*** Block opens ***

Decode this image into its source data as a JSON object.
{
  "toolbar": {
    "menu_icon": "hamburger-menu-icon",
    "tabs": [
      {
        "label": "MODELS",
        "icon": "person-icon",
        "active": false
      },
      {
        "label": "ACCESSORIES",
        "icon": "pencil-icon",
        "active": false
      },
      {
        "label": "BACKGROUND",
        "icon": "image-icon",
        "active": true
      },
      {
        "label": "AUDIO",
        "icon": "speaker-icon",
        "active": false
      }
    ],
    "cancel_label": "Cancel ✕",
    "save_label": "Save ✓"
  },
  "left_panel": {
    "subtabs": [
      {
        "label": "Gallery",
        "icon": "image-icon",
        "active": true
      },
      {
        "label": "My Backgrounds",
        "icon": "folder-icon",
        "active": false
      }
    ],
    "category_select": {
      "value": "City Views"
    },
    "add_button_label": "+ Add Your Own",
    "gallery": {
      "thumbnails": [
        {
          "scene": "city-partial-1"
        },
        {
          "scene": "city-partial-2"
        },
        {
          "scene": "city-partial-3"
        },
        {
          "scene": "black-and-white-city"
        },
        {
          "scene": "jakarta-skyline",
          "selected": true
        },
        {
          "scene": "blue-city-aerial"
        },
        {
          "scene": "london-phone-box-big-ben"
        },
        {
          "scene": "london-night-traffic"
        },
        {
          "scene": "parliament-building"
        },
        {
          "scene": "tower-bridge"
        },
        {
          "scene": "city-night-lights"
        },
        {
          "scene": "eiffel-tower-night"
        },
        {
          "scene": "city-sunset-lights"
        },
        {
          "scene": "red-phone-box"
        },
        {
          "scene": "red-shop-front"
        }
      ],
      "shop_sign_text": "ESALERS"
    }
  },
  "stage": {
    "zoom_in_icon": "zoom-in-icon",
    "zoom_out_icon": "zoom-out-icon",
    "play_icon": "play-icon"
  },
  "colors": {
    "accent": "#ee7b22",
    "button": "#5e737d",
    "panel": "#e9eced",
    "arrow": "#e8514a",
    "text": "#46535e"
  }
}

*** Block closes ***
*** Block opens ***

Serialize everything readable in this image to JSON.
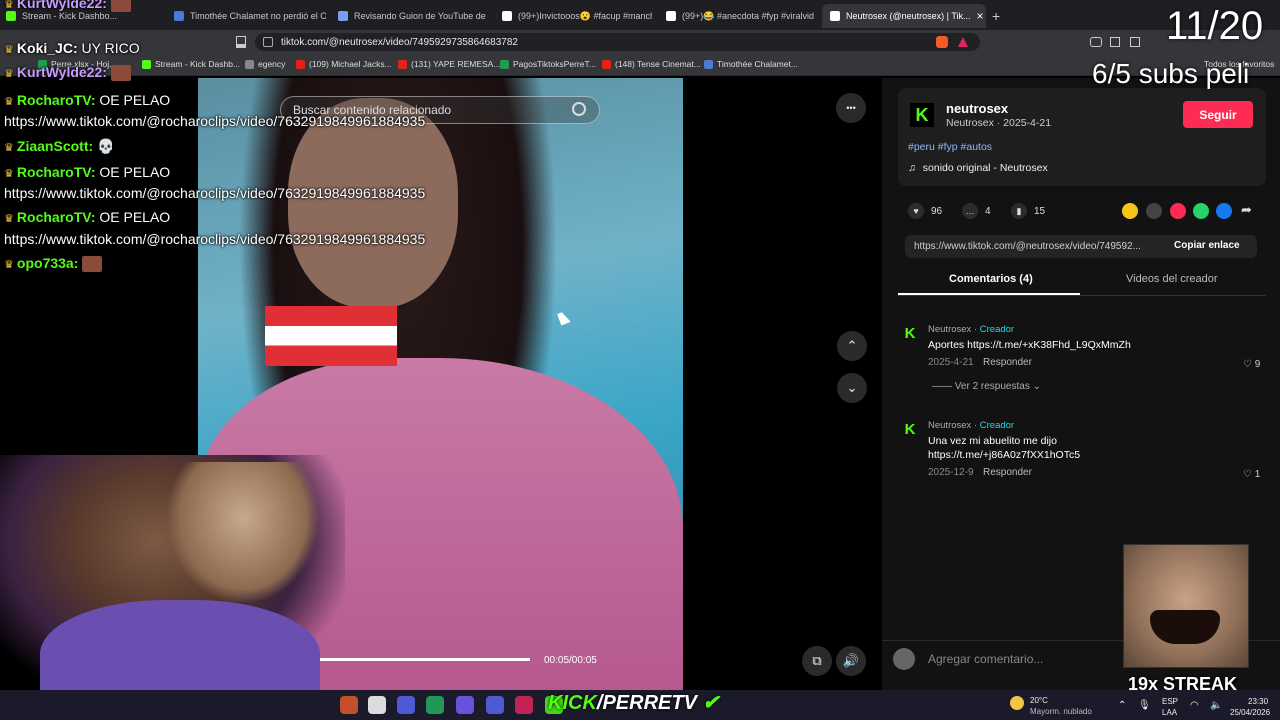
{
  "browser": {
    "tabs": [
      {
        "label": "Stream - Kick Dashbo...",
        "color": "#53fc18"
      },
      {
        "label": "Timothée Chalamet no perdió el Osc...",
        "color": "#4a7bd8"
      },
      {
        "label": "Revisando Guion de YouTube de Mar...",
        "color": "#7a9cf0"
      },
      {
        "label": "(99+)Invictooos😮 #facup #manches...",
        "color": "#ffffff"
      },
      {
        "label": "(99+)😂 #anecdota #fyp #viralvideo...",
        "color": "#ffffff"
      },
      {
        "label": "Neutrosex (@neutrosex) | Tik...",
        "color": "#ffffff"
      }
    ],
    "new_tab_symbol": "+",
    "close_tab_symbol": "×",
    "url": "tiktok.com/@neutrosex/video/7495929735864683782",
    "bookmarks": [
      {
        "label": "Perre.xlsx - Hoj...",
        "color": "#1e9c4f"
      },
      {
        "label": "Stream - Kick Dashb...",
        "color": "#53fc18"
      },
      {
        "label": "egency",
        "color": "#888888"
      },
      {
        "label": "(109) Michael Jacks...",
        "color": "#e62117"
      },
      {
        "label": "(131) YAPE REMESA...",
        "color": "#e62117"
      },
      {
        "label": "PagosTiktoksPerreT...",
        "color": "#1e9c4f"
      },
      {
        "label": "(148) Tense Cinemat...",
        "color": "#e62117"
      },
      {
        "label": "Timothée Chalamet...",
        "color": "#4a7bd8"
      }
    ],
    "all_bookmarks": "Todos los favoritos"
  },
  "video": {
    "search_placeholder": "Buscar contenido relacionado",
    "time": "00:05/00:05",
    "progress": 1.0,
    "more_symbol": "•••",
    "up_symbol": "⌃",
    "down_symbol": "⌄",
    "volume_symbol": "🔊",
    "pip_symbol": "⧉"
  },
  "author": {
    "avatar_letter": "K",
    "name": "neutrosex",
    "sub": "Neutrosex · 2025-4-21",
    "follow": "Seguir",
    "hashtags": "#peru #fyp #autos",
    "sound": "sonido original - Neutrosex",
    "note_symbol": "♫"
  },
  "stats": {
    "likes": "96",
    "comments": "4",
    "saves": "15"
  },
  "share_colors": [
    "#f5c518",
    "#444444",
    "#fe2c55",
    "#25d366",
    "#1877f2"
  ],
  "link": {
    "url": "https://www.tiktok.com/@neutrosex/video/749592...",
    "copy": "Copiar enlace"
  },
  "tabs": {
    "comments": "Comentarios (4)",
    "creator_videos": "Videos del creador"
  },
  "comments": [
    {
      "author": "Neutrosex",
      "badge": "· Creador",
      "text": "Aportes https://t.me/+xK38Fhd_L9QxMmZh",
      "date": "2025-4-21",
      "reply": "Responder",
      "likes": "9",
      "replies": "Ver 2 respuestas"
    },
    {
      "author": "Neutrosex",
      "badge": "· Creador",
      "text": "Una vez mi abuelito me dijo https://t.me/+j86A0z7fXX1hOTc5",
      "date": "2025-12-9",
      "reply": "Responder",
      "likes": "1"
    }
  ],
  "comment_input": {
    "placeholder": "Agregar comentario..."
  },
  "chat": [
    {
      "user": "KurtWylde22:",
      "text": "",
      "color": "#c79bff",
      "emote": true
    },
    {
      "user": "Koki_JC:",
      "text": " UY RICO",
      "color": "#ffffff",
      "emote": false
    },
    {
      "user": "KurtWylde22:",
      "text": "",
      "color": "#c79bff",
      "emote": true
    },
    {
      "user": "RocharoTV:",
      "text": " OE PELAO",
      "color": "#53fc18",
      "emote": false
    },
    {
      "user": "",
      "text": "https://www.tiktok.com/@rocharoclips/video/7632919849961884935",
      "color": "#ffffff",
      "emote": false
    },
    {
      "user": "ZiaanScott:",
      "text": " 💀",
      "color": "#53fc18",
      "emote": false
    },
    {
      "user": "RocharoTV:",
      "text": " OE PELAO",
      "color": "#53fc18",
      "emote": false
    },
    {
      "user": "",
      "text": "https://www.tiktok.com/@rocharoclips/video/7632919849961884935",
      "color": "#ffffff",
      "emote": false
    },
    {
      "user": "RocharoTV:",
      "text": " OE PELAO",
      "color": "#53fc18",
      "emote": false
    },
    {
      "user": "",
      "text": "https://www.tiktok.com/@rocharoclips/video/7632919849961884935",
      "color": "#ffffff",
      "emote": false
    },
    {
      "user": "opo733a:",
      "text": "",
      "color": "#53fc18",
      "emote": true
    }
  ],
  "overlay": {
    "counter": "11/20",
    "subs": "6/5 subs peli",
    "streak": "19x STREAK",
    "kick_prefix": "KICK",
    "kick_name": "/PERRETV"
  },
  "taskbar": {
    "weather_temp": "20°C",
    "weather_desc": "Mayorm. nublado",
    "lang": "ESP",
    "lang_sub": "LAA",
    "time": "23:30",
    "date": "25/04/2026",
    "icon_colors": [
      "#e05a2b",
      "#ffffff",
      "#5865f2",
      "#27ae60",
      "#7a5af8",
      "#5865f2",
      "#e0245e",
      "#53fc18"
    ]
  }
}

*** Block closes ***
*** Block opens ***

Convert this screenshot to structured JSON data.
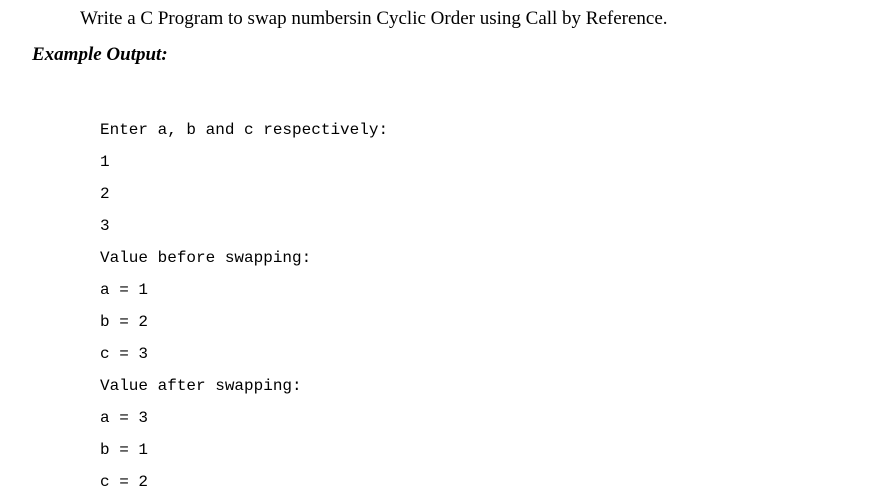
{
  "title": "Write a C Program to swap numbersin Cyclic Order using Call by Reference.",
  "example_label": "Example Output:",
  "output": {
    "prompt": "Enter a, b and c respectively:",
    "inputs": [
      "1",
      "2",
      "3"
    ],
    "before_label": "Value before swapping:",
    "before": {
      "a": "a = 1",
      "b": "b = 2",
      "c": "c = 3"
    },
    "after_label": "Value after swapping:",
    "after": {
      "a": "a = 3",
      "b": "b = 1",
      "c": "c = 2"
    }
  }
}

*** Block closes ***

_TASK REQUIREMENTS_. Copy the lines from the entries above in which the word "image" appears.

_SOLUTION FOR THIS EXERCISE_.
Decode this image into its source data as a JSON object.
        "icon": "image-icon",
        "icon": "image-icon",
Serialize everything readable in this image to JSON.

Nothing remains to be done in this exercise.